And if you’re planning to pass out candy in addition to non-food treats, keep your eye out for the Teal Pumpkin Mike and Ike Halloween Variety Pack at Target that includes candy AND pencils and erasers. These aren’t safe for everyone, but they will be for many. Personally, I love the effort being made by a corporation to reach out to allergic kids.
Now, a very serious message from someone who understands this very well: Me.
I’d also like to ask that if you’ll be handing out other candy items, please fill a bowl with the non-food items separately. (If you use Mike & Ike, you may as well dump the included non-candy items into your candy bowl. They’re contaminated, from my perspective.) Do not mix food and non-food treats in one bowl. You’ll cross-contaminate the non-food treats. Also, if you’re handing out candy, do not hand the non-food treats to the allergic children. Allow them to reach into the bowl to pick up their treat. If you do it, you likely have residue on your hand from the candy that will transfer to the non-food item and cross-contaminate it. Only touch the bowl exterior and do not touch the contents at all once you start handing out candy unless you wash your hands thoroughly immediately prior to touching the non-food candy. Go an extra step and don’t even set them on a table next to each other or near other food items.
Yes, this is very, very serious. My motto has always been: Just because you can’t see it doesn’t mean it isn’t there. Invisible residue is the most insidious and dangerous part of having a child with food allergies. It is THE source of the greatest amount of anxiety for these families. Fear of the unknown had previously been thought of a a somewhat abstract origin of anxiety. Food allergies have legitimized it. And it’s paralyzing. Halloween can be terrifying. And even the best intentions can present a risk. Please provide safe treats for these children and do it in the safest way possible. Last year, an ambulance came down the street while we were out with our kids. I stood in horror as I watched it creep down the road because there were kids lining the street. Meanwhile, precious minutes ticked by. I have no idea what happened, of course, but my first thought was, “Someone has had a reaction to candy.” Let’s do our best, together, to help prevent as many of these incidents as possible. Paint a teal pumpkin. Print a sign. Buy non-food treats. Keep them separate from e-v-e-r-y-t-h-i-n-g, including you, if you’re passing out candy. All you have to do now is prepare to be a part of making great memories for ALL kids!
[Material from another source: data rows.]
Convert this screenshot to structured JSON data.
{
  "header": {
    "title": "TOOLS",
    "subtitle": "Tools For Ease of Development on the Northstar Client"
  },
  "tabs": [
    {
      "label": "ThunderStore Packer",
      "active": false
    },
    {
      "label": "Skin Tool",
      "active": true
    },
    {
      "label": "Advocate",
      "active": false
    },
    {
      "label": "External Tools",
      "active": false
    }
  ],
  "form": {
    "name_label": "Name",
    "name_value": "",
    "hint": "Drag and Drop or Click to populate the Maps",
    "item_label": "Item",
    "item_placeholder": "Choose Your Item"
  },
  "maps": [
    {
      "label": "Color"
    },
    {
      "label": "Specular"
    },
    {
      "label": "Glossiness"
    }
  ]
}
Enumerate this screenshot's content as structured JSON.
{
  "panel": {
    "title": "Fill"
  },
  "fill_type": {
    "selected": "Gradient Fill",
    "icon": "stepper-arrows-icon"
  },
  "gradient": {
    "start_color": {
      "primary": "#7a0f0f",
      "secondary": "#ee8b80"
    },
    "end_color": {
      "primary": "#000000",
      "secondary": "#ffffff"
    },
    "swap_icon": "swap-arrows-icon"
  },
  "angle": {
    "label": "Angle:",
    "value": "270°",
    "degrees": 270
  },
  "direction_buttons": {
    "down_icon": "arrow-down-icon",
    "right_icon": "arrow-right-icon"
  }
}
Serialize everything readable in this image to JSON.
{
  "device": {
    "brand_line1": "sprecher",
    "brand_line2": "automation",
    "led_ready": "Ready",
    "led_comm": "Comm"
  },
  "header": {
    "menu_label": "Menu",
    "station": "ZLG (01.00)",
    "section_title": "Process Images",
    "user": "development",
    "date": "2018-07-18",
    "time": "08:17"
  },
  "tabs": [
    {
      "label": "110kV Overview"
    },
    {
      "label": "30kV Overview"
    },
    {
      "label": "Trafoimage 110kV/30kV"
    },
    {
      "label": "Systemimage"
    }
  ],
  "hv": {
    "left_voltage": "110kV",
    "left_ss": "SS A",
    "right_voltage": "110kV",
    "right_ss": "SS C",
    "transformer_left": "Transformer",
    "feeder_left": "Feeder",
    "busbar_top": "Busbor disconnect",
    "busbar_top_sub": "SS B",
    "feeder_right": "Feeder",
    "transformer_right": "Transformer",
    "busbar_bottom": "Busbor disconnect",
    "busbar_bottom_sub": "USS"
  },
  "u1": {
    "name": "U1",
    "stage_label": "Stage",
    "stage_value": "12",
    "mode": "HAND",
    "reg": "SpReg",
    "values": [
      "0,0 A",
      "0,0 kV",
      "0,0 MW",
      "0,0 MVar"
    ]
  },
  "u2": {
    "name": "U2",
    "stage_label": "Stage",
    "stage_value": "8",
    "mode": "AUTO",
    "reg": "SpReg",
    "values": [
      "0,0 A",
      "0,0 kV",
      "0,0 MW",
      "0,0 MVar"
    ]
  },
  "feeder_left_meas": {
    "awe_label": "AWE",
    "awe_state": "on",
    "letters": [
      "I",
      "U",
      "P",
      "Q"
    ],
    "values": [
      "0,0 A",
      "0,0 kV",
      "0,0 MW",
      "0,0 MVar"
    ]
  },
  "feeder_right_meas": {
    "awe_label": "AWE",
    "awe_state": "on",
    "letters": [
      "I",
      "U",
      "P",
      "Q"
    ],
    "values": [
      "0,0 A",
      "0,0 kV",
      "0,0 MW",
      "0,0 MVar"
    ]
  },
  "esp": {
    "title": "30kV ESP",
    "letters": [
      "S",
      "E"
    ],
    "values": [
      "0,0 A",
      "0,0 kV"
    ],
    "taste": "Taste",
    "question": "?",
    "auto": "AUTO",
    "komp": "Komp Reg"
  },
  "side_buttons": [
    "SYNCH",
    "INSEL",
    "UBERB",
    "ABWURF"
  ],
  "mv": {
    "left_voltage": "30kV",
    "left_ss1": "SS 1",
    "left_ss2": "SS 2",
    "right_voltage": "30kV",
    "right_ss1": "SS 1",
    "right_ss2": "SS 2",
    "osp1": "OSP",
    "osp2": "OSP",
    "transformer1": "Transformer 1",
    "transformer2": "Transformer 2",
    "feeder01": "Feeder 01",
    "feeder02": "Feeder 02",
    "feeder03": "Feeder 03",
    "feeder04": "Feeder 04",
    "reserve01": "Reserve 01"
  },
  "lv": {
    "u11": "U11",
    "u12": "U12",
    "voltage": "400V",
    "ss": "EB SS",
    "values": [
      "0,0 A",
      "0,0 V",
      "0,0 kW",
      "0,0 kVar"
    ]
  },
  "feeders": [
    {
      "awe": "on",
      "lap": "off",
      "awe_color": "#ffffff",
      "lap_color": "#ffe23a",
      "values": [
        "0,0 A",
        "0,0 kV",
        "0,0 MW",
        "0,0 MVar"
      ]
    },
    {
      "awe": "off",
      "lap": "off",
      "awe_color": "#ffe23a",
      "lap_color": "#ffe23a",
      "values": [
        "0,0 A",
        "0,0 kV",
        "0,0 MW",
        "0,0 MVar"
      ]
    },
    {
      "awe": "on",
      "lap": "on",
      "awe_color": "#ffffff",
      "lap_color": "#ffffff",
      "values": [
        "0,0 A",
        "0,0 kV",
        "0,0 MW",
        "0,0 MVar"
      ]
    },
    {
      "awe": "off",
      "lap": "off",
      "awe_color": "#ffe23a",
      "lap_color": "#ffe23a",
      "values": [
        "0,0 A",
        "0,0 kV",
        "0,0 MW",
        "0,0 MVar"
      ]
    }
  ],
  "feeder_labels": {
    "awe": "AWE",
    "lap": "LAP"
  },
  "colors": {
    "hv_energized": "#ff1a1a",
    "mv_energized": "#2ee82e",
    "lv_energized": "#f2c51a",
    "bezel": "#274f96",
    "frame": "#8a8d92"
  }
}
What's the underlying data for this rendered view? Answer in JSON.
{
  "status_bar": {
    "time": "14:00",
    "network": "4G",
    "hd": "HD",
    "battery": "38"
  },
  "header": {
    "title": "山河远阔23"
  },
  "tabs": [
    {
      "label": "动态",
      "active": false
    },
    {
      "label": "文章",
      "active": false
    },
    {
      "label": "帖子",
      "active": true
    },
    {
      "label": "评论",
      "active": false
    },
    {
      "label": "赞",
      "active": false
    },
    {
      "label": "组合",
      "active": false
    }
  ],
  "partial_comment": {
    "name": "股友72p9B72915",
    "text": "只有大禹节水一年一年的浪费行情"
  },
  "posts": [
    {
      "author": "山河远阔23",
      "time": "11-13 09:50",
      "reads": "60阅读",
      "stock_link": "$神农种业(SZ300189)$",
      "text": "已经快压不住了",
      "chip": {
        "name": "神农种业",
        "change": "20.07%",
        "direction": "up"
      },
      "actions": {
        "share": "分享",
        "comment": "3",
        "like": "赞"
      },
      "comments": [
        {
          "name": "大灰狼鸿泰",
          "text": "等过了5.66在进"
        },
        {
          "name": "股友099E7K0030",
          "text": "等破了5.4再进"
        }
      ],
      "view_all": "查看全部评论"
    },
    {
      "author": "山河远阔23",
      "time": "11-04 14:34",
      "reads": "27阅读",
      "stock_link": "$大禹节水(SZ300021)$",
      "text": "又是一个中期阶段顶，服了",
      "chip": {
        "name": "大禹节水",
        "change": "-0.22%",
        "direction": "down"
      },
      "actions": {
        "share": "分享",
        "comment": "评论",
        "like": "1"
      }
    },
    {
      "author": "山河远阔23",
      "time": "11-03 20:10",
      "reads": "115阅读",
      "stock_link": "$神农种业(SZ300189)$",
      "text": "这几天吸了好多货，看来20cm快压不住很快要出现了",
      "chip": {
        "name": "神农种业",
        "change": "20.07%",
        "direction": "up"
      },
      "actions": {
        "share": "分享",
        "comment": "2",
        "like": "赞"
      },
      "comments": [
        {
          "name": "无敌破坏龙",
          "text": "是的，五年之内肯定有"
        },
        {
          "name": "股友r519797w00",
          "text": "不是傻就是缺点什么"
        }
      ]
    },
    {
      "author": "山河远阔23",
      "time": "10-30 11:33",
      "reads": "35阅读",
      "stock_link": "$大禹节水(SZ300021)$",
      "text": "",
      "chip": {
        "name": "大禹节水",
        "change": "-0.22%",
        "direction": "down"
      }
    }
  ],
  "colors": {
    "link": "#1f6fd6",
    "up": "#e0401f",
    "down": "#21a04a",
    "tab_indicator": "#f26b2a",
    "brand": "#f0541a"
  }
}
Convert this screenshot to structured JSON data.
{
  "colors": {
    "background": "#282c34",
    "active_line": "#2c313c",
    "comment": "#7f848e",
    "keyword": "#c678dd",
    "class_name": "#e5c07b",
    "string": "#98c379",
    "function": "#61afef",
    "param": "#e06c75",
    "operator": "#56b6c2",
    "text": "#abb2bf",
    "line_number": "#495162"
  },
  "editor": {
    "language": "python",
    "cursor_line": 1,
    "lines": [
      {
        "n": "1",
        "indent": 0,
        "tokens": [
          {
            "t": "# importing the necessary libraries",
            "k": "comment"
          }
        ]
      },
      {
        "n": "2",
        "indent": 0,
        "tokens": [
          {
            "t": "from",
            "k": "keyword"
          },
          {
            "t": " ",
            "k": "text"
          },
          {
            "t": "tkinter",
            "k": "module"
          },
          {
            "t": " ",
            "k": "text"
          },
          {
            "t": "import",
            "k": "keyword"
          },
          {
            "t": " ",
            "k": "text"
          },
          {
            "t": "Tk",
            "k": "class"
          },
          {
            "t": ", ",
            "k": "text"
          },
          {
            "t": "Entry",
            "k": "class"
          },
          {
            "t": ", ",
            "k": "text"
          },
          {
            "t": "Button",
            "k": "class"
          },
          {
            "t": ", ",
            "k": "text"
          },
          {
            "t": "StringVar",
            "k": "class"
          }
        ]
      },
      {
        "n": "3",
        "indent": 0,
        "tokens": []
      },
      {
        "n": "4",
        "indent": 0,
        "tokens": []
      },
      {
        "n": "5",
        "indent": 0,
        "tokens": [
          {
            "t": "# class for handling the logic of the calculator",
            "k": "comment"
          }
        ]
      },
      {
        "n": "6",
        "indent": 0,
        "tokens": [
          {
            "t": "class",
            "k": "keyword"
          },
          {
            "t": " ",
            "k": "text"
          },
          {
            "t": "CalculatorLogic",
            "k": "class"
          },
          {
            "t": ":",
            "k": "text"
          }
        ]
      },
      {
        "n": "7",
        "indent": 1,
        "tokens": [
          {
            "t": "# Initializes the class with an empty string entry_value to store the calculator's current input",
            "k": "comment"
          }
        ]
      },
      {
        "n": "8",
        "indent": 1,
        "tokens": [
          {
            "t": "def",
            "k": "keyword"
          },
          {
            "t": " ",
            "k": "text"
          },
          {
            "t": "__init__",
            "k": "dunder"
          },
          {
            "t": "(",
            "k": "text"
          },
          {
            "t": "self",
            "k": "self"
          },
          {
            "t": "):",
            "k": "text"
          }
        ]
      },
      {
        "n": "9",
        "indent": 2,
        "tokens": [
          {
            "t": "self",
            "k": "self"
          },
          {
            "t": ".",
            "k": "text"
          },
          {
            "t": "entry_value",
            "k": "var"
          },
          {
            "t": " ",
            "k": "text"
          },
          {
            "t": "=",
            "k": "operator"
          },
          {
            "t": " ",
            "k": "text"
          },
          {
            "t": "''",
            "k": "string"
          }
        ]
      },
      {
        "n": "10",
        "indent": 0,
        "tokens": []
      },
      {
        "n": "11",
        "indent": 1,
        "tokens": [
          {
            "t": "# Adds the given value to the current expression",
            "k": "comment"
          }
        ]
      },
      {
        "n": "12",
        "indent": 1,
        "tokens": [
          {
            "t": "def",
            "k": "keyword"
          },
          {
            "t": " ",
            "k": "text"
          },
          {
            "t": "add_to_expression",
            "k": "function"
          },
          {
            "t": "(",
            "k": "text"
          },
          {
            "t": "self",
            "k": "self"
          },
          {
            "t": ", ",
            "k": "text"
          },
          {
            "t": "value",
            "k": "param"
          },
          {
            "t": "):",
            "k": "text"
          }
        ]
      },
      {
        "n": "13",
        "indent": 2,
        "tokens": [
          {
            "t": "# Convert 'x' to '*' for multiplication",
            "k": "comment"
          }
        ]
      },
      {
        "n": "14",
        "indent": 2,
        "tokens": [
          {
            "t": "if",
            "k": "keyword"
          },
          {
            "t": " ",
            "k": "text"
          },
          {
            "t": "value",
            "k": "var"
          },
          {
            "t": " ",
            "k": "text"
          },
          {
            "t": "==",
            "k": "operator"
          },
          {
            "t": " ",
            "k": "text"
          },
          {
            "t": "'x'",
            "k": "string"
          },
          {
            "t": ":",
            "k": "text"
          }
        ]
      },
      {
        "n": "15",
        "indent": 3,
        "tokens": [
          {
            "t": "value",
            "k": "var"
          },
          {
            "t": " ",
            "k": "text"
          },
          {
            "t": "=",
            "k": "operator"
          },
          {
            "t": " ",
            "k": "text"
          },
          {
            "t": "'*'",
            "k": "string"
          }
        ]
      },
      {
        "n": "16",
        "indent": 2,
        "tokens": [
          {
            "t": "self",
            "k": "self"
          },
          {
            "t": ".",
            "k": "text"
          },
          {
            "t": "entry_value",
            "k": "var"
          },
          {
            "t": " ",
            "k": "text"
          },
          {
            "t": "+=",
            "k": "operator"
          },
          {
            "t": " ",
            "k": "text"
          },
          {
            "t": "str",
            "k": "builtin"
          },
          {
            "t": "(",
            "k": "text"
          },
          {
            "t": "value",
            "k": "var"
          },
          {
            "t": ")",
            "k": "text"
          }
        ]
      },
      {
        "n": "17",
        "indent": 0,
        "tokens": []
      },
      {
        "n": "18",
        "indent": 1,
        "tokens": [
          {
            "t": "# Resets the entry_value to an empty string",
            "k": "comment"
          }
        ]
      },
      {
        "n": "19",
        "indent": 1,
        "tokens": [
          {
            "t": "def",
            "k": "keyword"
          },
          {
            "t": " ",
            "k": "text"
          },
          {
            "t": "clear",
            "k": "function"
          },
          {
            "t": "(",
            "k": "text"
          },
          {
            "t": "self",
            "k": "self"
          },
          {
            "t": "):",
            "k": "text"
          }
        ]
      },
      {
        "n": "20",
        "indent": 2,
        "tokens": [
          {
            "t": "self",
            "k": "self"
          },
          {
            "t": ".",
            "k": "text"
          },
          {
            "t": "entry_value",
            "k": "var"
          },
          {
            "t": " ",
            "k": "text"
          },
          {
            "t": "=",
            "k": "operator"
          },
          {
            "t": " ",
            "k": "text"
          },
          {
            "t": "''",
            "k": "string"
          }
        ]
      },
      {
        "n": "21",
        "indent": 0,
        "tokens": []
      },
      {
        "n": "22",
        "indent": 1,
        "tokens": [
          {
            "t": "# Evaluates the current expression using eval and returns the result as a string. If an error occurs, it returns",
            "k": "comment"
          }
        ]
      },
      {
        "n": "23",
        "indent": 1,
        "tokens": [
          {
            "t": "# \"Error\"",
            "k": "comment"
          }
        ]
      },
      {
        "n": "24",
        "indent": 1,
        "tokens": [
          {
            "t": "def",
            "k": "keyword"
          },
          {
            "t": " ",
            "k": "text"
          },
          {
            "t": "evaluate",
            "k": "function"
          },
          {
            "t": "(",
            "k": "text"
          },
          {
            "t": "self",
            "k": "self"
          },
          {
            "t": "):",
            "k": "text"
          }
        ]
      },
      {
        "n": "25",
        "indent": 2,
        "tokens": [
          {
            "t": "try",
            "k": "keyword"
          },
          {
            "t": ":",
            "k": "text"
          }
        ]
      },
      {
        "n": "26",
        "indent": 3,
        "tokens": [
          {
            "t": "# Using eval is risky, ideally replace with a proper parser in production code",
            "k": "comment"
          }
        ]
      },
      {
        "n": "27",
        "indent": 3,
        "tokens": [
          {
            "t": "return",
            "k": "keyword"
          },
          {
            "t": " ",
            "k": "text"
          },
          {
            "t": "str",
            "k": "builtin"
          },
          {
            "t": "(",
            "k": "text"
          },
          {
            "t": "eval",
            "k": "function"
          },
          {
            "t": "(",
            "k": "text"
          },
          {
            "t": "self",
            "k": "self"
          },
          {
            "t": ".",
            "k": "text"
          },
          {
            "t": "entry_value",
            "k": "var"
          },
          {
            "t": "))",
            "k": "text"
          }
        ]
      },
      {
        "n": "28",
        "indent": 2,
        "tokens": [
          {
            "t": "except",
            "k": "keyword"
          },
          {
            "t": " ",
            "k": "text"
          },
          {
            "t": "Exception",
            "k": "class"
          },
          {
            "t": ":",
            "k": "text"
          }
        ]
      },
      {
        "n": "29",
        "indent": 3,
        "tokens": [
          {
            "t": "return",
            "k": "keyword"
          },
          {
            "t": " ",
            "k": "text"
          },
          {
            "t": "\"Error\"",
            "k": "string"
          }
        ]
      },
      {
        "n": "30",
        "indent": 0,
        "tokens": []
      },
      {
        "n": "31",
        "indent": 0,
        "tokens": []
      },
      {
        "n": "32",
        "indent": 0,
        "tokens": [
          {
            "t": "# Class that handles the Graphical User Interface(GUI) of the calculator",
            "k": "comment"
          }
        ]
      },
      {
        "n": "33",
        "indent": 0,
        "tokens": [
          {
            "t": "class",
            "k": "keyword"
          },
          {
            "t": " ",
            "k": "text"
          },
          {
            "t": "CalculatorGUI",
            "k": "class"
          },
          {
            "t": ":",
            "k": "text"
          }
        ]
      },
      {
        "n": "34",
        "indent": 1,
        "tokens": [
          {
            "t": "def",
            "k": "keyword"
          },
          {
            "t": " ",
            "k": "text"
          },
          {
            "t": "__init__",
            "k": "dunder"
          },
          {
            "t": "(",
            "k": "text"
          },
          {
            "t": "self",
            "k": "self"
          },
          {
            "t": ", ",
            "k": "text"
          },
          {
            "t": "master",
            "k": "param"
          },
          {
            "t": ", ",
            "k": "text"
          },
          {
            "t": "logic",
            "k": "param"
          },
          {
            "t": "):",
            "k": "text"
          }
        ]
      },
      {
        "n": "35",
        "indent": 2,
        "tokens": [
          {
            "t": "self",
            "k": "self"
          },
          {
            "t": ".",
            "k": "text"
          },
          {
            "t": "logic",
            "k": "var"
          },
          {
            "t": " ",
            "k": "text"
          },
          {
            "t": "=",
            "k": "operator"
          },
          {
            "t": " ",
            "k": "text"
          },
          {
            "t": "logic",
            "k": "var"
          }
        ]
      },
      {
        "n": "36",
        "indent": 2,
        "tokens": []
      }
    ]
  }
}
Did I miss something? Have something to add? Let me know! I love hearing from you! email@example.com